Sept. 10, 2011
BY PATRICK HERB
UW Athletic Communications
MADISON, Wis. -- As the radio sideline reporter for the Badger Sports Network, Patrick Herb spends game day pacing the Wisconsin sideline. His up-close-and-personal vantage point allows him a unique perspective and an insider view. Here are some of his thoughts from the Badgers’ 35-0 shutout of Oregon State.
The Wisconsin defense didn’t create a turnover in its season-opening win over UNLV, and the Badgers really didn’t even get many hands on the ball. There must have been a direct emphasis on doing that in game two Saturday vs. Oregon State. UW would force just one turnover (a fumble forced by Shelton Johnson), but there were Badger paw prints all over the football.
Wisconsin tallied a whopping 10 pass breakups -- the team’s most since 2002 -- including a pair from Chris Borland and Antonio Fenelus. The message was sent early.
On the Beavers’ first possession, Devin Smith got his hands on a pair of passes. On the second series, LB Ethan Armstrong jarred a pass loose with a big hit and Fenelus broke up the third-down attempt. OSU’s third drive of the game ended just like the first two as Borland notched the third of three breakups on the possession.
It’s no surprise Oregon State came out running the ball on its fourth series.
This land is Borland, this land is my land
Many questions have surrounded sophomore LB Chris Borland this season as he returns from shoulder injuries that kept him out of most of last season. Throw in a position change from outside linebacker to middle linebacker and many have wondered if he will be the playmaker he was during his Big Ten Freshman of the Year campaign of 2009.
Borland quietly led the Badgers in tackles in week one vs. UNLV, but didn’t make any game-changing plays we are used seeing from him.
Saturday against Oregon State, Borland again led UW with nine tackles, but a closer look saw him make a pair of plays that reminded me of what he brings to the table. On back-to-back possessions in the first quarter, Borland blitzed the A-gap and forced Oregon State QB Sean Mannion into third-down incompletions.
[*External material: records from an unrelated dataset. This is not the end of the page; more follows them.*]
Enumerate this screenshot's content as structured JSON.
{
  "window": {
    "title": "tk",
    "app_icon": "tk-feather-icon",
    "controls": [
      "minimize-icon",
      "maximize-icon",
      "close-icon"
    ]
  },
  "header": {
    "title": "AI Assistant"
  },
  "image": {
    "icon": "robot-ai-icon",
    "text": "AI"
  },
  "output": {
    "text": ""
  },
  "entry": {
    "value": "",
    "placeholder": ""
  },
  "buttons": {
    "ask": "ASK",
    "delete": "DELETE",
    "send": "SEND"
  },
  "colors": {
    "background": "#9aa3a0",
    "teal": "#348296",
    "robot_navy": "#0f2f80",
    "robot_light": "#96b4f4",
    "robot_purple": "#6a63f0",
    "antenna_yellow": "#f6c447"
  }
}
On the first blitz, Borland’s pressure right in the face of Mannion forced an early throw which teammate Antonio Fenelus broke up down field. On the second blitz a few minutes later, Borland did the breaking up, leaping into the throwing lane and batting the ball down.
Two blitzes, two punts.
When the games get closer later on this season, I expect to see more and more of Borland in the backfield making plays and causing chaos.
Special teams miscues doom Oregon State
Playing on the road against a top-10 team, there are a few things you simply cannot do; turning the ball over and making critical mistakes on special teams are high on that list.
All three of Wisconsin’s first-half touchdowns were directly aided by Oregon State special teams miscues.
First, a staggering negative-4-yard punt from Johnny Hecker gave Wisconsin plum field position at the OSU 14-yard line. The Badgers would take a 7-0 lead three plays later.
During the second quarter, a 15-yard personal foul penalty on a Hecker punt awarded the Badgers the ball at midfield. This time, UW would score eight plays later. The final critical error came on the ensuing kickoff as OSU return man Keynan Parker caught the kick and stepped out of bounds at his own 3-yard line. That brutal field position led to another Hecker punt and another Badger touchdown.